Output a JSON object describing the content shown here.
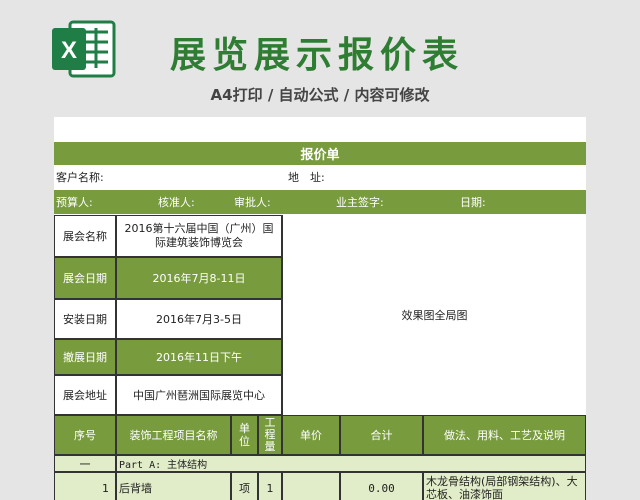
{
  "header": {
    "title": "展览展示报价表",
    "subtitle": "A4打印 / 自动公式 / 内容可修改",
    "logo_icon": "excel-icon"
  },
  "sheet": {
    "title": "报价单",
    "client_label": "客户名称:",
    "address_label": "地　址:",
    "budget_label": "预算人:",
    "verifier_label": "核准人:",
    "approver_label": "审批人:",
    "owner_sign_label": "业主签字:",
    "date_label": "日期:",
    "info": [
      {
        "label": "展会名称",
        "value": "2016第十六届中国（广州）国际建筑装饰博览会"
      },
      {
        "label": "展会日期",
        "value": "2016年7月8-11日"
      },
      {
        "label": "安装日期",
        "value": "2016年7月3-5日"
      },
      {
        "label": "撤展日期",
        "value": "2016年11日下午"
      },
      {
        "label": "展会地址",
        "value": "中国广州琶洲国际展览中心"
      }
    ],
    "image_placeholder": "效果图全局图",
    "columns": [
      "序号",
      "装饰工程项目名称",
      "单位",
      "工程量",
      "单价",
      "合计",
      "做法、用料、工艺及说明"
    ],
    "section": {
      "number": "一",
      "name": "Part A: 主体结构"
    },
    "rows": [
      {
        "no": "1",
        "name": "后背墙",
        "unit": "项",
        "qty": "1",
        "price": "",
        "total": "0.00",
        "note": "木龙骨结构(局部钢架结构)、大芯板、油漆饰面"
      }
    ]
  },
  "colors": {
    "green": "#789b3e",
    "light_green": "#e1ecc8",
    "title_green": "#2e7d32"
  }
}
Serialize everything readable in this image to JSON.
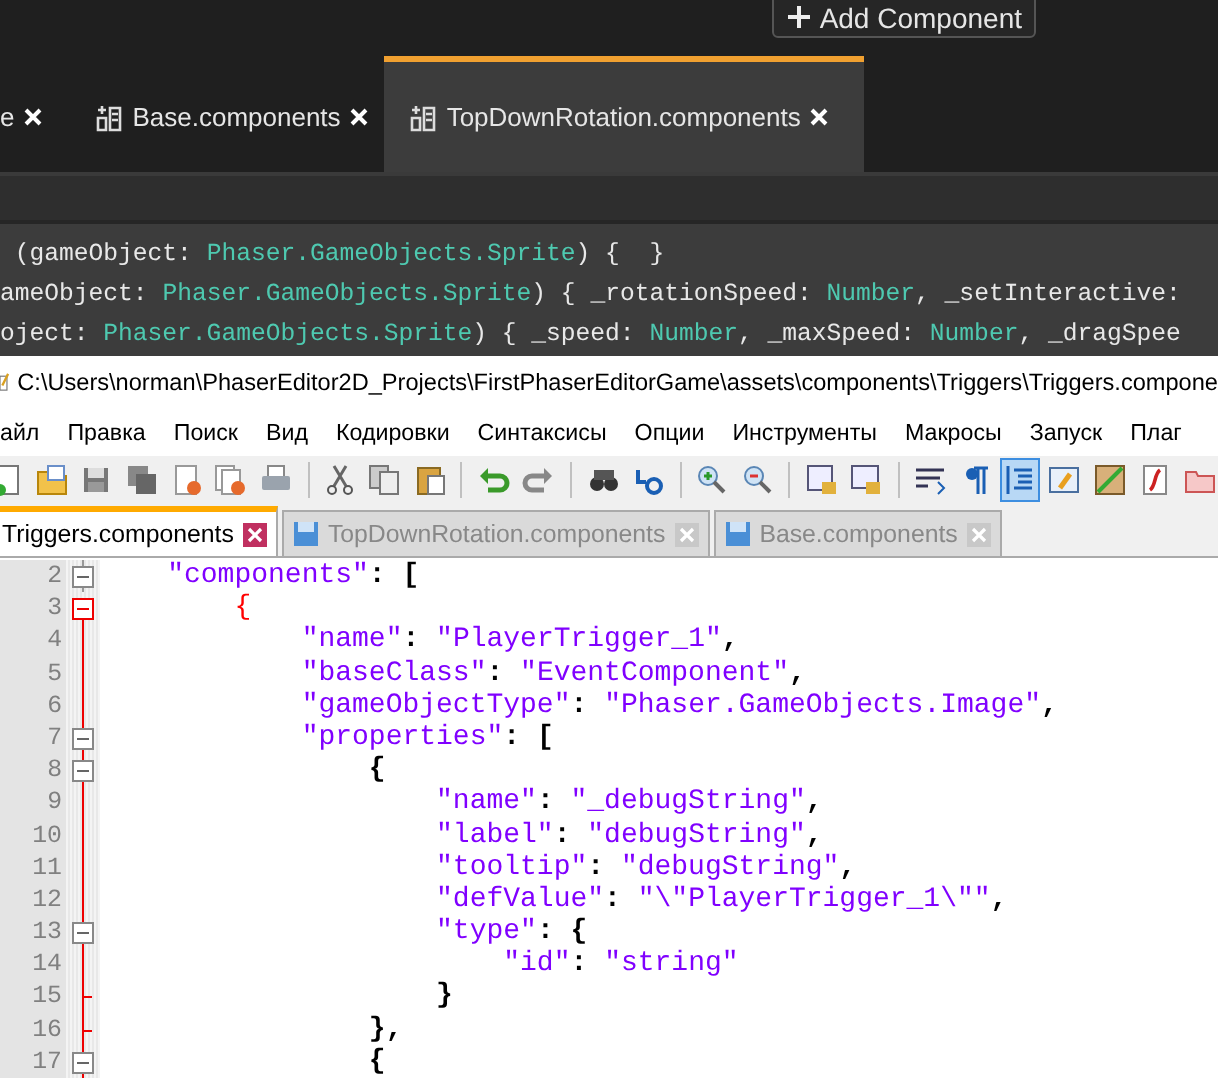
{
  "phaser": {
    "add_button": {
      "label": "Add Component"
    },
    "tabs": [
      {
        "label": "e",
        "has_icon": false,
        "selected": false
      },
      {
        "label": "Base.components",
        "has_icon": true,
        "selected": false
      },
      {
        "label": "TopDownRotation.components",
        "has_icon": true,
        "selected": true
      }
    ],
    "code_lines": [
      [
        {
          "kind": "plain",
          "text": " (gameObject: "
        },
        {
          "kind": "type",
          "text": "Phaser.GameObjects.Sprite"
        },
        {
          "kind": "plain",
          "text": ") {  }"
        }
      ],
      [
        {
          "kind": "plain",
          "text": "ameObject: "
        },
        {
          "kind": "type",
          "text": "Phaser.GameObjects.Sprite"
        },
        {
          "kind": "plain",
          "text": ") { _rotationSpeed: "
        },
        {
          "kind": "type",
          "text": "Number"
        },
        {
          "kind": "plain",
          "text": ", _setInteractive:"
        }
      ],
      [
        {
          "kind": "plain",
          "text": "oject: "
        },
        {
          "kind": "type",
          "text": "Phaser.GameObjects.Sprite"
        },
        {
          "kind": "plain",
          "text": ") { _speed: "
        },
        {
          "kind": "type",
          "text": "Number"
        },
        {
          "kind": "plain",
          "text": ", _maxSpeed: "
        },
        {
          "kind": "type",
          "text": "Number"
        },
        {
          "kind": "plain",
          "text": ", _dragSpee"
        }
      ]
    ]
  },
  "npp": {
    "title": "C:\\Users\\norman\\PhaserEditor2D_Projects\\FirstPhaserEditorGame\\assets\\components\\Triggers\\Triggers.compone",
    "menu": [
      "айл",
      "Правка",
      "Поиск",
      "Вид",
      "Кодировки",
      "Синтаксисы",
      "Опции",
      "Инструменты",
      "Макросы",
      "Запуск",
      "Плаг"
    ],
    "toolbar": [
      {
        "kind": "new",
        "selected": false
      },
      {
        "kind": "open",
        "selected": false
      },
      {
        "kind": "save",
        "selected": false
      },
      {
        "kind": "save-all",
        "selected": false
      },
      {
        "kind": "close",
        "selected": false
      },
      {
        "kind": "close-all",
        "selected": false
      },
      {
        "kind": "print",
        "selected": false
      },
      {
        "kind": "sep"
      },
      {
        "kind": "cut",
        "selected": false
      },
      {
        "kind": "copy",
        "selected": false
      },
      {
        "kind": "paste",
        "selected": false
      },
      {
        "kind": "sep"
      },
      {
        "kind": "undo",
        "selected": false
      },
      {
        "kind": "redo",
        "selected": false
      },
      {
        "kind": "sep"
      },
      {
        "kind": "find",
        "selected": false
      },
      {
        "kind": "replace",
        "selected": false
      },
      {
        "kind": "sep"
      },
      {
        "kind": "zoom-in",
        "selected": false
      },
      {
        "kind": "zoom-out",
        "selected": false
      },
      {
        "kind": "sep"
      },
      {
        "kind": "sync-v",
        "selected": false
      },
      {
        "kind": "sync-h",
        "selected": false
      },
      {
        "kind": "sep"
      },
      {
        "kind": "wrap",
        "selected": false
      },
      {
        "kind": "pilcrow",
        "selected": false
      },
      {
        "kind": "indent-guide",
        "selected": true
      },
      {
        "kind": "udl",
        "selected": false
      },
      {
        "kind": "map",
        "selected": false
      },
      {
        "kind": "func",
        "selected": false
      },
      {
        "kind": "folder",
        "selected": false
      }
    ],
    "tabs": [
      {
        "label": "Triggers.components",
        "selected": true
      },
      {
        "label": "TopDownRotation.components",
        "selected": false
      },
      {
        "label": "Base.components",
        "selected": false
      }
    ],
    "lines": [
      {
        "number": "2",
        "kind": "open",
        "in_block": false,
        "tokens": [
          {
            "kind": "string",
            "text": "    \"components\""
          },
          {
            "kind": "punct",
            "text": ": ["
          }
        ]
      },
      {
        "number": "3",
        "kind": "open_active",
        "in_block": true,
        "tokens": [
          {
            "kind": "match",
            "text": "        {"
          }
        ]
      },
      {
        "number": "4",
        "kind": "line",
        "in_block": true,
        "tokens": [
          {
            "kind": "string",
            "text": "            \"name\""
          },
          {
            "kind": "punct",
            "text": ": "
          },
          {
            "kind": "string",
            "text": "\"PlayerTrigger_1\""
          },
          {
            "kind": "punct",
            "text": ","
          }
        ]
      },
      {
        "number": "5",
        "kind": "line",
        "in_block": true,
        "tokens": [
          {
            "kind": "string",
            "text": "            \"baseClass\""
          },
          {
            "kind": "punct",
            "text": ": "
          },
          {
            "kind": "string",
            "text": "\"EventComponent\""
          },
          {
            "kind": "punct",
            "text": ","
          }
        ]
      },
      {
        "number": "6",
        "kind": "line",
        "in_block": true,
        "tokens": [
          {
            "kind": "string",
            "text": "            \"gameObjectType\""
          },
          {
            "kind": "punct",
            "text": ": "
          },
          {
            "kind": "string",
            "text": "\"Phaser.GameObjects.Image\""
          },
          {
            "kind": "punct",
            "text": ","
          }
        ]
      },
      {
        "number": "7",
        "kind": "open",
        "in_block": true,
        "tokens": [
          {
            "kind": "string",
            "text": "            \"properties\""
          },
          {
            "kind": "punct",
            "text": ": ["
          }
        ]
      },
      {
        "number": "8",
        "kind": "open",
        "in_block": true,
        "tokens": [
          {
            "kind": "punct",
            "text": "                {"
          }
        ]
      },
      {
        "number": "9",
        "kind": "line",
        "in_block": true,
        "tokens": [
          {
            "kind": "string",
            "text": "                    \"name\""
          },
          {
            "kind": "punct",
            "text": ": "
          },
          {
            "kind": "string",
            "text": "\"_debugString\""
          },
          {
            "kind": "punct",
            "text": ","
          }
        ]
      },
      {
        "number": "10",
        "kind": "line",
        "in_block": true,
        "tokens": [
          {
            "kind": "string",
            "text": "                    \"label\""
          },
          {
            "kind": "punct",
            "text": ": "
          },
          {
            "kind": "string",
            "text": "\"debugString\""
          },
          {
            "kind": "punct",
            "text": ","
          }
        ]
      },
      {
        "number": "11",
        "kind": "line",
        "in_block": true,
        "tokens": [
          {
            "kind": "string",
            "text": "                    \"tooltip\""
          },
          {
            "kind": "punct",
            "text": ": "
          },
          {
            "kind": "string",
            "text": "\"debugString\""
          },
          {
            "kind": "punct",
            "text": ","
          }
        ]
      },
      {
        "number": "12",
        "kind": "line",
        "in_block": true,
        "tokens": [
          {
            "kind": "string",
            "text": "                    \"defValue\""
          },
          {
            "kind": "punct",
            "text": ": "
          },
          {
            "kind": "string",
            "text": "\"\\\"PlayerTrigger_1\\\"\""
          },
          {
            "kind": "punct",
            "text": ","
          }
        ]
      },
      {
        "number": "13",
        "kind": "open",
        "in_block": true,
        "tokens": [
          {
            "kind": "string",
            "text": "                    \"type\""
          },
          {
            "kind": "punct",
            "text": ": {"
          }
        ]
      },
      {
        "number": "14",
        "kind": "line",
        "in_block": true,
        "tokens": [
          {
            "kind": "string",
            "text": "                        \"id\""
          },
          {
            "kind": "punct",
            "text": ": "
          },
          {
            "kind": "string",
            "text": "\"string\""
          }
        ]
      },
      {
        "number": "15",
        "kind": "end",
        "in_block": true,
        "tokens": [
          {
            "kind": "punct",
            "text": "                    }"
          }
        ]
      },
      {
        "number": "16",
        "kind": "end",
        "in_block": true,
        "tokens": [
          {
            "kind": "punct",
            "text": "                },"
          }
        ]
      },
      {
        "number": "17",
        "kind": "open",
        "in_block": true,
        "tokens": [
          {
            "kind": "punct",
            "text": "                {"
          }
        ]
      }
    ]
  }
}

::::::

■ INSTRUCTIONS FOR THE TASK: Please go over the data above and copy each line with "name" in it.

■ RESPONSE AREA:
      "name": "Part A: 主体结构"
        "name": "后背墙",
            "text": "            \"name\""
            "text": "                    \"name\""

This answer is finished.